(Source records)
____

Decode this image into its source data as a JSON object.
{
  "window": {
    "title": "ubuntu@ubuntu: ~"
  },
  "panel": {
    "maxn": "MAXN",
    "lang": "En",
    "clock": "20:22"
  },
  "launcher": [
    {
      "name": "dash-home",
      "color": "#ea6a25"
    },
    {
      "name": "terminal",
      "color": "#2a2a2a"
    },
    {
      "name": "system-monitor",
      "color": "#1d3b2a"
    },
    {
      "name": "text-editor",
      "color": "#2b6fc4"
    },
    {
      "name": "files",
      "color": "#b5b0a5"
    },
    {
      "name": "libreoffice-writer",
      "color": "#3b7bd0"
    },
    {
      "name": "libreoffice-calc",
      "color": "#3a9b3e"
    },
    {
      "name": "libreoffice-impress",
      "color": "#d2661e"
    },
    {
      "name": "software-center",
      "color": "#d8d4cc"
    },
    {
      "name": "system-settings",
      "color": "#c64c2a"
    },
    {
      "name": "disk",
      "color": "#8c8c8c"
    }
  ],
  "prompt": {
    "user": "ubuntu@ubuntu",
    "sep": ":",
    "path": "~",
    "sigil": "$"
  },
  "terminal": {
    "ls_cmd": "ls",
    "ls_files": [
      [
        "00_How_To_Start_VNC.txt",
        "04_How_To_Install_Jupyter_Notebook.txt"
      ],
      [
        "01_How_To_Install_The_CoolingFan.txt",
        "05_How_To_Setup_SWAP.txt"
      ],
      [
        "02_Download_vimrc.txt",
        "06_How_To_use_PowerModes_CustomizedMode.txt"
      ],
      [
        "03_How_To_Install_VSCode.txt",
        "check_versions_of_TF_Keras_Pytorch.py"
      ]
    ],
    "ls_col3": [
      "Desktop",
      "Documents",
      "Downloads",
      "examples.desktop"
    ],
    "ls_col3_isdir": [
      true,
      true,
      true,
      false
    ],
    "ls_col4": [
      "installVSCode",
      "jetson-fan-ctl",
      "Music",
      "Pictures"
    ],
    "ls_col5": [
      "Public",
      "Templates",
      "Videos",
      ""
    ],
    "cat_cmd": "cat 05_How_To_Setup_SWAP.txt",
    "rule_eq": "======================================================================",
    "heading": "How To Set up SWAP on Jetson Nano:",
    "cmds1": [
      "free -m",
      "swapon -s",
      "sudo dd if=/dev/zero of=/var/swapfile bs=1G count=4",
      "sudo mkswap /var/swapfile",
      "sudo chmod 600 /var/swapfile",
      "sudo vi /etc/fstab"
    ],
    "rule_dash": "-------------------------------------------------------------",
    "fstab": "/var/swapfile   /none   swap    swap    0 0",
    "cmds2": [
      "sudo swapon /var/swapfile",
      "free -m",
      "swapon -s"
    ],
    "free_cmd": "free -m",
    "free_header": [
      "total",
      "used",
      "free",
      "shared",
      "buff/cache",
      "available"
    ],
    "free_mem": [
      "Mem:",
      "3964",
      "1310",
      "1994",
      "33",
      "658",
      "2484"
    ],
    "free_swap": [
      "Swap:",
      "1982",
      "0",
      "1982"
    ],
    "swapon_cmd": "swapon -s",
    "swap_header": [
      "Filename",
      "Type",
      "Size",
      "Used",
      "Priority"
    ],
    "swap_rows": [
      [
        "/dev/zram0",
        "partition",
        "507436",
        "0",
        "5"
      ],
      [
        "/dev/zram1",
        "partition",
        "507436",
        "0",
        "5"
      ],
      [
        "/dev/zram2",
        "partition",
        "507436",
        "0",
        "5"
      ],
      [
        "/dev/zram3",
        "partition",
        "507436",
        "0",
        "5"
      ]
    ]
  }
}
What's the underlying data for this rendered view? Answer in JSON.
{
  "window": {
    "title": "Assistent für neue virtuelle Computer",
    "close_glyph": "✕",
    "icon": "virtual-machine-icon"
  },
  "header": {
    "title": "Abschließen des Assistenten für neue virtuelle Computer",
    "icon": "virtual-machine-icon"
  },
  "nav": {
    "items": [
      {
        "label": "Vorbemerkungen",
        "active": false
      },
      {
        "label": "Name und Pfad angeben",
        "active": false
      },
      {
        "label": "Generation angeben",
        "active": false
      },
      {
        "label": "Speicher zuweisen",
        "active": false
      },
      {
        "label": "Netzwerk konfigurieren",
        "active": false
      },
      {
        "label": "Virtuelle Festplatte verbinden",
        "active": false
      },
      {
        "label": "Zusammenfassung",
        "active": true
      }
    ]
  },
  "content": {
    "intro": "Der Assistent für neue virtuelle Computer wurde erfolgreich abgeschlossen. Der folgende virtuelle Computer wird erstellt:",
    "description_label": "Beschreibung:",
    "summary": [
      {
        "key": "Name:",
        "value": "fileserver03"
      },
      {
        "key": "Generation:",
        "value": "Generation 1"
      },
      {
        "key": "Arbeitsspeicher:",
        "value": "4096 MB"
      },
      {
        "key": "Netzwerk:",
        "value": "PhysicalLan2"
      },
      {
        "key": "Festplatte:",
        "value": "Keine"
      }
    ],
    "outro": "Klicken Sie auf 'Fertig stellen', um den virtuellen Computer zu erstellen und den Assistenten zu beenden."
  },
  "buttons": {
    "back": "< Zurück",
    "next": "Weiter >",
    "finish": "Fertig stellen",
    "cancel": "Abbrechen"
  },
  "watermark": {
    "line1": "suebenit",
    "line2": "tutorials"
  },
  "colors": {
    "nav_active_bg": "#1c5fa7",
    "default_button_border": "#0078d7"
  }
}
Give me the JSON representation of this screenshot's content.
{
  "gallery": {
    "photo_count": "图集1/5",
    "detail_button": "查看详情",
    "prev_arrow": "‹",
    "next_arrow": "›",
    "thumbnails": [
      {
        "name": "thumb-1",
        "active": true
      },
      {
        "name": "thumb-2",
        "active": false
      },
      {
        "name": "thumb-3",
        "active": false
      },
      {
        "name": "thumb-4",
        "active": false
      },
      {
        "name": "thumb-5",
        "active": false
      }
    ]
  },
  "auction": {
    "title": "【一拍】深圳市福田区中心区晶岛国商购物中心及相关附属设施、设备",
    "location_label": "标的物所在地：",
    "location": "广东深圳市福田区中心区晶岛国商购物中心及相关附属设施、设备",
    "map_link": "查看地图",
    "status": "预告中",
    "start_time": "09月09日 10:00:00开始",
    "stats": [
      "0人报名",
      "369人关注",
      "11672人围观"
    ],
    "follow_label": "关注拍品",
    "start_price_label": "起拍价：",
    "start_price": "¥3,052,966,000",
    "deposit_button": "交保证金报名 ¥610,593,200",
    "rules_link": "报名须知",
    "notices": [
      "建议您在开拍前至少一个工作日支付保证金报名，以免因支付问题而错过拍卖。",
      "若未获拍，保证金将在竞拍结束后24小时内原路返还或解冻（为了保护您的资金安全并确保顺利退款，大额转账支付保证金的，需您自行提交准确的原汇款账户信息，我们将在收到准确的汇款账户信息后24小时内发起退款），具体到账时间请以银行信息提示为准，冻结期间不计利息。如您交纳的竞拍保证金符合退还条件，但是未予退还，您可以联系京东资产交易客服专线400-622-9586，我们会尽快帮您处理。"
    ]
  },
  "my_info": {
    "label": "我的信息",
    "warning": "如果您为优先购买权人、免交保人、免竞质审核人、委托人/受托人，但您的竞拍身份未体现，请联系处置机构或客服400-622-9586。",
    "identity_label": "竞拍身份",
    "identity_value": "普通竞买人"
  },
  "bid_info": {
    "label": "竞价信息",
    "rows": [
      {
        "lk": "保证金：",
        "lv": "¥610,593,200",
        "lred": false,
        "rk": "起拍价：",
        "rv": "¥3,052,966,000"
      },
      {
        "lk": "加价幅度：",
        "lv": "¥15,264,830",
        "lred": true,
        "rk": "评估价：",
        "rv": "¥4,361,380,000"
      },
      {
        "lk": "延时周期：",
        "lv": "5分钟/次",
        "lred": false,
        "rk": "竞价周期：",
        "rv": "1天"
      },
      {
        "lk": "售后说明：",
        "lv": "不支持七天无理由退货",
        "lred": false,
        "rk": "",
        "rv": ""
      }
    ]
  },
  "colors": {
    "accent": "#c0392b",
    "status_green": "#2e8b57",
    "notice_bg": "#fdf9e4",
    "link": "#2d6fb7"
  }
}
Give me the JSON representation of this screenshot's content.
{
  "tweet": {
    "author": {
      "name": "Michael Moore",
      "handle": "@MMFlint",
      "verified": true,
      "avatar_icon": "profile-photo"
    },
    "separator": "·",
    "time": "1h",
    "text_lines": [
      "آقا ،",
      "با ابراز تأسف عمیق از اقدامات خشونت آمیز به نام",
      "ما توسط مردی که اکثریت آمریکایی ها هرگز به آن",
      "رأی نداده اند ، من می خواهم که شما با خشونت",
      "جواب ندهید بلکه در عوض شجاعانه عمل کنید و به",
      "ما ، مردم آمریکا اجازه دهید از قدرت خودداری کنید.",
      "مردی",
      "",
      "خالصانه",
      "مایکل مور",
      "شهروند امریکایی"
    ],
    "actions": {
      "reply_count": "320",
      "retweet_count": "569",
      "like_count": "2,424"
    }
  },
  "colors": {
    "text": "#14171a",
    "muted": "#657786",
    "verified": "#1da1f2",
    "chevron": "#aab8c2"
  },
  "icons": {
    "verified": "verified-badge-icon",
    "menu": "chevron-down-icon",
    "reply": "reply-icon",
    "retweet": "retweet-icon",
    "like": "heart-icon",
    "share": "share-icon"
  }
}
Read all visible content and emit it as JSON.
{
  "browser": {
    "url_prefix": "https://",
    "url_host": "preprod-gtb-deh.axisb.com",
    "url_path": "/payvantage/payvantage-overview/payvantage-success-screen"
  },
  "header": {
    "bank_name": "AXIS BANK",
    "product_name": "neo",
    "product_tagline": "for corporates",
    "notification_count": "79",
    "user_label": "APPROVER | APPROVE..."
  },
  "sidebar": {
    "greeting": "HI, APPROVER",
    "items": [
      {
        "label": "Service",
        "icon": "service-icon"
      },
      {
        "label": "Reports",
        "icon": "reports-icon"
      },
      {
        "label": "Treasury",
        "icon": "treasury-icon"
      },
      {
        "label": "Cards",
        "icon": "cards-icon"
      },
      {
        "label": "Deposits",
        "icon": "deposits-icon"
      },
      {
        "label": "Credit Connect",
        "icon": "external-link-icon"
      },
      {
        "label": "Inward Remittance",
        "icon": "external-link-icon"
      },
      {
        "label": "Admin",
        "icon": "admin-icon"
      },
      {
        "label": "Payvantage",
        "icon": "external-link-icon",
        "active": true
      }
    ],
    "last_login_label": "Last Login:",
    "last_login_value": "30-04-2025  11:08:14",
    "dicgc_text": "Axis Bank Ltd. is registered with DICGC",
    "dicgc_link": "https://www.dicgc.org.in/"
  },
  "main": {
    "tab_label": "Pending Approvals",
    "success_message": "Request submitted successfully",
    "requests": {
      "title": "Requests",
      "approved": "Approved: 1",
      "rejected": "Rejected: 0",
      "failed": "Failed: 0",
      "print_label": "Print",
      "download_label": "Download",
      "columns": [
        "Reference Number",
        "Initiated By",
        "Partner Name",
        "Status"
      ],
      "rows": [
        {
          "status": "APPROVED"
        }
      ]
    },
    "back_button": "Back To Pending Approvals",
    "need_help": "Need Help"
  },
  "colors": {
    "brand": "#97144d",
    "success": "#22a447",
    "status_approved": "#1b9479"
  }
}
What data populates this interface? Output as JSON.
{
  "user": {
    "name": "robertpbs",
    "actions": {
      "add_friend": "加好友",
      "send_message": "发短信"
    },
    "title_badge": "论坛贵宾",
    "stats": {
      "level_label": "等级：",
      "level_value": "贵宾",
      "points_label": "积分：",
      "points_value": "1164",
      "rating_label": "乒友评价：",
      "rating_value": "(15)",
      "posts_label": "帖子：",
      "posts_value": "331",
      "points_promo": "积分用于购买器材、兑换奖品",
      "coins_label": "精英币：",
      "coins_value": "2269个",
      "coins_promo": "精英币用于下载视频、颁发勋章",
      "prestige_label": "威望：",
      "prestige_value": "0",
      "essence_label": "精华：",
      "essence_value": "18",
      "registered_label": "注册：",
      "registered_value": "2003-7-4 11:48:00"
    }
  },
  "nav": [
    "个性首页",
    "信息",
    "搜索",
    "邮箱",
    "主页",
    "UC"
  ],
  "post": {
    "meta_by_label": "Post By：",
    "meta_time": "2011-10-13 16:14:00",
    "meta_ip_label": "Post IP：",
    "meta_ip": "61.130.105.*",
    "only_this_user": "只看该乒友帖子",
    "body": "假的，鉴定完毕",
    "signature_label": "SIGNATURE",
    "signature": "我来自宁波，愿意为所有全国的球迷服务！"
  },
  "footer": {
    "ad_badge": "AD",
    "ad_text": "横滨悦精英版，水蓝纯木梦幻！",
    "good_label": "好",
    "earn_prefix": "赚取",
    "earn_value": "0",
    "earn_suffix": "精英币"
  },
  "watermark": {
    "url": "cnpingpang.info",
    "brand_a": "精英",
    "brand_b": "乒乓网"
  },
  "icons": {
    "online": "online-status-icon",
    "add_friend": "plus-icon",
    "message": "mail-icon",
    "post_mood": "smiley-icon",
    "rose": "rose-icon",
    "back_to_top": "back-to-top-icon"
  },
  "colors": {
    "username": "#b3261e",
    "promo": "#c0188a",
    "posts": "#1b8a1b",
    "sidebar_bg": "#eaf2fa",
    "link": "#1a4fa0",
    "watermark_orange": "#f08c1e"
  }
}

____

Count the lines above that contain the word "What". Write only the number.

2